While putting together a post on the Celtiadur this week, I came across the Welsh word mwyara [mʊɨ̯ˈara/mʊi̯ˈaːra], which means to gather/pick blackberries, to go blackberrying, and also to be idle. I wouldn’t associate picking blackberries with being idle, but someone must have done in the past.
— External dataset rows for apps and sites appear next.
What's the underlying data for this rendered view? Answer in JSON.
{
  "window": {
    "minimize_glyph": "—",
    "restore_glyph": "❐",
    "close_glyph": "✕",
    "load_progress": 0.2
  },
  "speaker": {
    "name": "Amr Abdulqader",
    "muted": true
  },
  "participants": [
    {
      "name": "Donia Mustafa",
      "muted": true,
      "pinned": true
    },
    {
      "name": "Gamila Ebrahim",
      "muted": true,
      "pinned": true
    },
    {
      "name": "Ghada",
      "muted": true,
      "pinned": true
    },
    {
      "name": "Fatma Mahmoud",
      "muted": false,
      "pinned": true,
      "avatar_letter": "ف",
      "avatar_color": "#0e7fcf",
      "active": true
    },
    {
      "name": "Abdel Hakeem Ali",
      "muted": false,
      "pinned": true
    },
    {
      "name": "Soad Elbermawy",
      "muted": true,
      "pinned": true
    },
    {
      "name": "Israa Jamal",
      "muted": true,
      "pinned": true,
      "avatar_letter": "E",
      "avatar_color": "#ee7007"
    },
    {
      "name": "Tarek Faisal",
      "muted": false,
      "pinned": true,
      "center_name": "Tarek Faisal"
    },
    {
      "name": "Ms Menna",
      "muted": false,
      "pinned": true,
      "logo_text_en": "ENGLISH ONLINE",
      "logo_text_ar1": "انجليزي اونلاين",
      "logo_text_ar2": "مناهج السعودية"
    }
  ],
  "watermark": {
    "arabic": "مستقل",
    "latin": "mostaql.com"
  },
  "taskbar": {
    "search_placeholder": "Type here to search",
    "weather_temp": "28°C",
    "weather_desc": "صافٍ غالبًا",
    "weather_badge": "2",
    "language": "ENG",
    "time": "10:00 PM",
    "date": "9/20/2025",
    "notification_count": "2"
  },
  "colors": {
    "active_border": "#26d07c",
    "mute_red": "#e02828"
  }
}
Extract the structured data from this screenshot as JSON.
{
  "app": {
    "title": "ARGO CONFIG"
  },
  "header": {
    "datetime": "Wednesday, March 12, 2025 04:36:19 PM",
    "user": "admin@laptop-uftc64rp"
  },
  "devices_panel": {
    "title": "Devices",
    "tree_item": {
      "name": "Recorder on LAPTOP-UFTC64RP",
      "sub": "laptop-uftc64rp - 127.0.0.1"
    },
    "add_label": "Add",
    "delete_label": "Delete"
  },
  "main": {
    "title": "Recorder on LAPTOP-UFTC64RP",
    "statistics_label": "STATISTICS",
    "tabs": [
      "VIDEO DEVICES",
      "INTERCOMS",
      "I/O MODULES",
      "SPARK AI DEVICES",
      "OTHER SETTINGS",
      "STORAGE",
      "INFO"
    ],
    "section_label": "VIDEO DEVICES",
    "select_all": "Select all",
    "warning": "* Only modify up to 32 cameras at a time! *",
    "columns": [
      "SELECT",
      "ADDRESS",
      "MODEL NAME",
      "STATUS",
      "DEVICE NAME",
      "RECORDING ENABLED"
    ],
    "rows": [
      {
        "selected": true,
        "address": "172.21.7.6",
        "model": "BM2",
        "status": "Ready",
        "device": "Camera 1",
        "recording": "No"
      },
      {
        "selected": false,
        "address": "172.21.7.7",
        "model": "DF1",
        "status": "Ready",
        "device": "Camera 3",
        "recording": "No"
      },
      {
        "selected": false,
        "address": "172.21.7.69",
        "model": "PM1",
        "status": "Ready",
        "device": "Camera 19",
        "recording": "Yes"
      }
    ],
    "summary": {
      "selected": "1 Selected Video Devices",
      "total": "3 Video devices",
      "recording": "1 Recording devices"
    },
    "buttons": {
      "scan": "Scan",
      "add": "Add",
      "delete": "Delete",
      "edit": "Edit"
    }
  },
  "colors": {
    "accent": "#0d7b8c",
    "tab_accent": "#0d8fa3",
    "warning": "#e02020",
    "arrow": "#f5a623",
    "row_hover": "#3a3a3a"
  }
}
Is picking blackberries or other fruit associated with idleness in other languages?
Mwyara comes from mwyar (blackberries, berries), from the Proto-Brythonic *muɨar (blackberries, berries), from the Proto-Celtic *smiyoros (berries) [source].
Idle means to pass time doing nothing, to move, loiter or saunter aimlessy, or (of a machine or engine) to operate at a low speed [source]. It comes from the Middle English idel/ydel, from the Old English īdel (empty, void, bereft, worthless, useless, vain), from the Proto-Germanic *īdalaz (idle, void, unused), from the Proto-Indo-European *yeh₁- [source].
Words from the same root include the Dutch ijdel (vain, idle, petty) and iel (thin, slender), the German eitel (vain), and the Welsh iâl (clearing, glade) [source].